On Wednesday 19 July Liberal Democrats leader Sir Menzies Campbell faced a specially selected Newsnight audience to discuss his vision for the party, his leadership and his record so far. So what did the audience think? Some of them sent us their views of Sir Menzies' performance.
I was impressed by him. His decency and kind of political righteousness was exuding and marks him well apart from Blair and Cameron. Just on this performance I feel he deserves a chance and I will vote for him. Nearer election time will he build a team around him as good I wonder?
He came across more personable than reported in the media and gave a good account of himself especially against the criticism of his age and passion for his policies.
I have always voted Liberal with the vain hope that one day proportional representation will become a reality. As a leader Campbell needs to give priority to learning the media tricks to get the attention first, and only then will all his other qualities make any impression on the electorate. Media is King now - can't beat them so join them!
I was impressed by his performance. He was almost certainly stung by the personal criticism but he dealt with it head-on. He actually answered all the questions he was asked, there was no attempt by him to avoid awkward areas or divert the conversation. Overall he came over, as ever, with integrity and honesty. He did come to the green room afterwards, where he was extremely friendly and approachable. He was still unwilling to talk about the possibility of a coalition however, even off screen. Sir Menzies Campbell is a much stronger politician than he is allowed to appear in the House of Commons where, rather like Charles Kennedy, he is somewhat patronised.

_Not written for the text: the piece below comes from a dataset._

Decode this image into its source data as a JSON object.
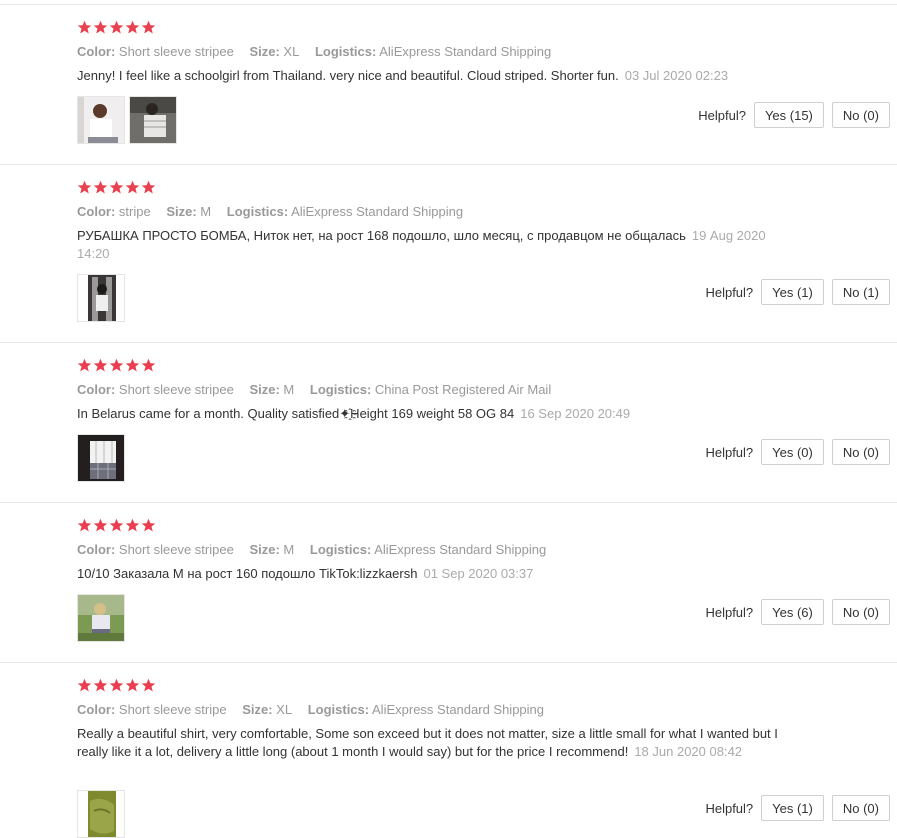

Sir Menzies is everything you could wish for in a grandfather but I remain unconvinced he should be leading a major political party in the 21st century. With the exception of his proposal to abandon the 50% tax on the rich, I agree with the party's main policies, but feel they would be better coming from a younger, more street-wise champion of individual freedoms.
I was disappointed to hear his response to the Newsnight poll putting Charles Kennedy ahead of him. I thought that he was rather na´ve in his opening statement to say - I've only been in the job a few months - and to give him more time for people to judge. As a leader of a political party his performance and style is being assessed all the time, more so when he has just taken up the role as the leader. I felt the poll not only reflected the lack of impact he has made within his own party but also with the undecided voter. A challenge to the policy of returning low level offenders back into the community was not answered - choosing to focus instead on how they would ensure serious offenders stayed in prison longer. On the other hand he did display some of the passion he had been lacking when answering questions on the environment and taxation - though perhaps this was a reaction to the direct challenges put before him. In the Green Room afterwards he chatted about proportional representation and one or two other points relating to the programme. He insisted that PR remained a cornerstone of Lib Dem policy and also reiterated that fact he had an opportunity to become a judge instead opting for the political career. Overall though I wasn't convinced and did not feel that on this performance I would be ready to vote for the Lib Dems.
I was impressed by Sir Menzies' performance, but I am a keen supporter and had intended to vote Lib Dem in any case. However, while some take kindly to Sir Menzies' cold intellectualism, the issue on which he failed to convince is his ability to wage a 21st century campaign. With much of today's campaigning dependent on style and flair, a candidate needs a truly inspirational bearing to attract new voters. Can Sir Menzies really compete with the likes of Blair and Cameron in this department? I remain unconvinced, and the statistics supporting Charles Kennedy over the current leader is telling; for all his failings, Kennedy was a beloved figure, and Sir Menzies needs to engage the swing vote as much as his predecessor. After the show, another audience member emphasised the need for "soundbites", and I think this could not be more true: Sir Menzies needs more stage presence to erode the other parties' power base, as at present it seems that only those willing to devote time to the issues (ie the young and politically active) are likely to vote in his favour, and those outside this demographic would probably find the easy performances of Labour or the Conservative party more attractive. In short, the gloves must come off and must come off soon.
Sir Menzies' performance was a credible one. The passion and charisma, which he so often lacks in PMQs, came out as he begun to feel more at ease. However, I felt that he fails to realise the supreme bargaining position a hung Parliament could give the party. It could provide the opportunity to get policies such as proportional representation through Parliament. As such, voters are keen to know which party the Liberal Democrats would be most likely to align themselves with in that situation.
Sir Menzies was persuasive in policy terms. However, the Liberal Democrats must do more to get their policies out to people. A large part of this relies on having a strong, passionate leader who can communicate policy succinctly. Much work is required here in order to present the real alternative in British politics.
The passion Sir Menzies has for politics is much more apparent in reality when compared to his television presence. Having always agreed with most Lib Dem policy but lacking confidence in their strength as a party, in my eyes Sir Menzies represented himself and his party well. He has persuaded me to think again about considering the Liberal Democrats as a real and viable political force in British politics. The chances are I will probably vote liberal in the next election - but it DID take a Newsnight special and a real-life meeting to persuade me.